## Exercise details
From first line to last, print the records exactly, but leave out the pictures.

== Entries provided

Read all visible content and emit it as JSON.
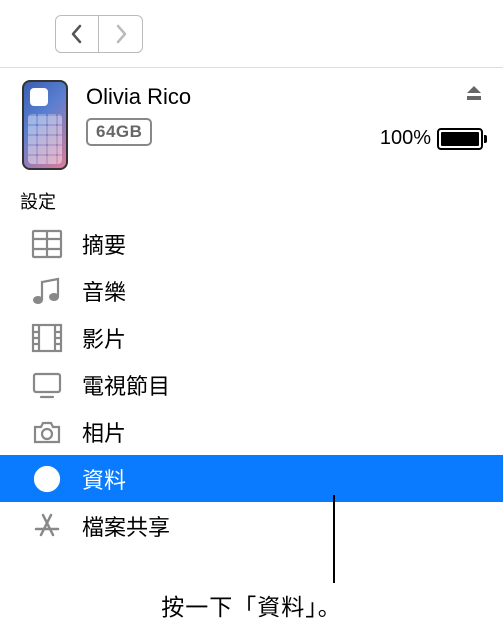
{
  "device": {
    "name": "Olivia Rico",
    "storage": "64GB",
    "battery_pct": "100%"
  },
  "section_label": "設定",
  "sidebar": {
    "items": [
      {
        "id": "summary",
        "label": "摘要",
        "selected": false
      },
      {
        "id": "music",
        "label": "音樂",
        "selected": false
      },
      {
        "id": "movies",
        "label": "影片",
        "selected": false
      },
      {
        "id": "tv",
        "label": "電視節目",
        "selected": false
      },
      {
        "id": "photos",
        "label": "相片",
        "selected": false
      },
      {
        "id": "info",
        "label": "資料",
        "selected": true
      },
      {
        "id": "filesharing",
        "label": "檔案共享",
        "selected": false
      }
    ]
  },
  "annotation": "按一下「資料」。"
}
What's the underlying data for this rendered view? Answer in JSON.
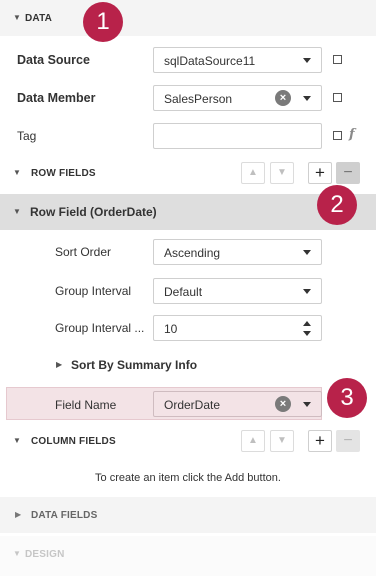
{
  "sections": {
    "data": "DATA",
    "row_fields": "ROW FIELDS",
    "row_field_item": "Row Field (OrderDate)",
    "sort_by_summary": "Sort By Summary Info",
    "column_fields": "COLUMN FIELDS",
    "data_fields": "DATA FIELDS",
    "design": "DESIGN"
  },
  "properties": {
    "data_source": {
      "label": "Data Source",
      "value": "sqlDataSource11"
    },
    "data_member": {
      "label": "Data Member",
      "value": "SalesPerson"
    },
    "tag": {
      "label": "Tag",
      "value": ""
    },
    "sort_order": {
      "label": "Sort Order",
      "value": "Ascending"
    },
    "group_interval": {
      "label": "Group Interval",
      "value": "Default"
    },
    "group_interval_num": {
      "label": "Group Interval ...",
      "value": "10"
    },
    "field_name": {
      "label": "Field Name",
      "value": "OrderDate"
    }
  },
  "column_fields_empty": "To create an item click the Add button.",
  "buttons": {
    "plus": "+",
    "minus": "−",
    "clear": "×",
    "fx": "f"
  },
  "badges": [
    "1",
    "2",
    "3"
  ],
  "colors": {
    "badge": "#b8224a",
    "field_highlight": "#f3e3e6",
    "selected_header": "#dedede"
  }
}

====

## Your response
Read all visible content and emit it as JSON.
{
  "device": {
    "name": "Olivia Rico",
    "storage": "64GB",
    "battery_pct": "100%"
  },
  "section_label": "設定",
  "sidebar": {
    "items": [
      {
        "id": "summary",
        "label": "摘要",
        "selected": false
      },
      {
        "id": "music",
        "label": "音樂",
        "selected": false
      },
      {
        "id": "movies",
        "label": "影片",
        "selected": false
      },
      {
        "id": "tv",
        "label": "電視節目",
        "selected": false
      },
      {
        "id": "photos",
        "label": "相片",
        "selected": false
      },
      {
        "id": "info",
        "label": "資料",
        "selected": true
      },
      {
        "id": "filesharing",
        "label": "檔案共享",
        "selected": false
      }
    ]
  },
  "annotation": "按一下「資料」。"
}
What's the underlying data for this rendered view? Answer in JSON.
{
  "sections": {
    "data": "DATA",
    "row_fields": "ROW FIELDS",
    "row_field_item": "Row Field (OrderDate)",
    "sort_by_summary": "Sort By Summary Info",
    "column_fields": "COLUMN FIELDS",
    "data_fields": "DATA FIELDS",
    "design": "DESIGN"
  },
  "properties": {
    "data_source": {
      "label": "Data Source",
      "value": "sqlDataSource11"
    },
    "data_member": {
      "label": "Data Member",
      "value": "SalesPerson"
    },
    "tag": {
      "label": "Tag",
      "value": ""
    },
    "sort_order": {
      "label": "Sort Order",
      "value": "Ascending"
    },
    "group_interval": {
      "label": "Group Interval",
      "value": "Default"
    },
    "group_interval_num": {
      "label": "Group Interval ...",
      "value": "10"
    },
    "field_name": {
      "label": "Field Name",
      "value": "OrderDate"
    }
  },
  "column_fields_empty": "To create an item click the Add button.",
  "buttons": {
    "plus": "+",
    "minus": "−",
    "clear": "×",
    "fx": "f"
  },
  "badges": [
    "1",
    "2",
    "3"
  ],
  "colors": {
    "badge": "#b8224a",
    "field_highlight": "#f3e3e6",
    "selected_header": "#dedede"
  }
}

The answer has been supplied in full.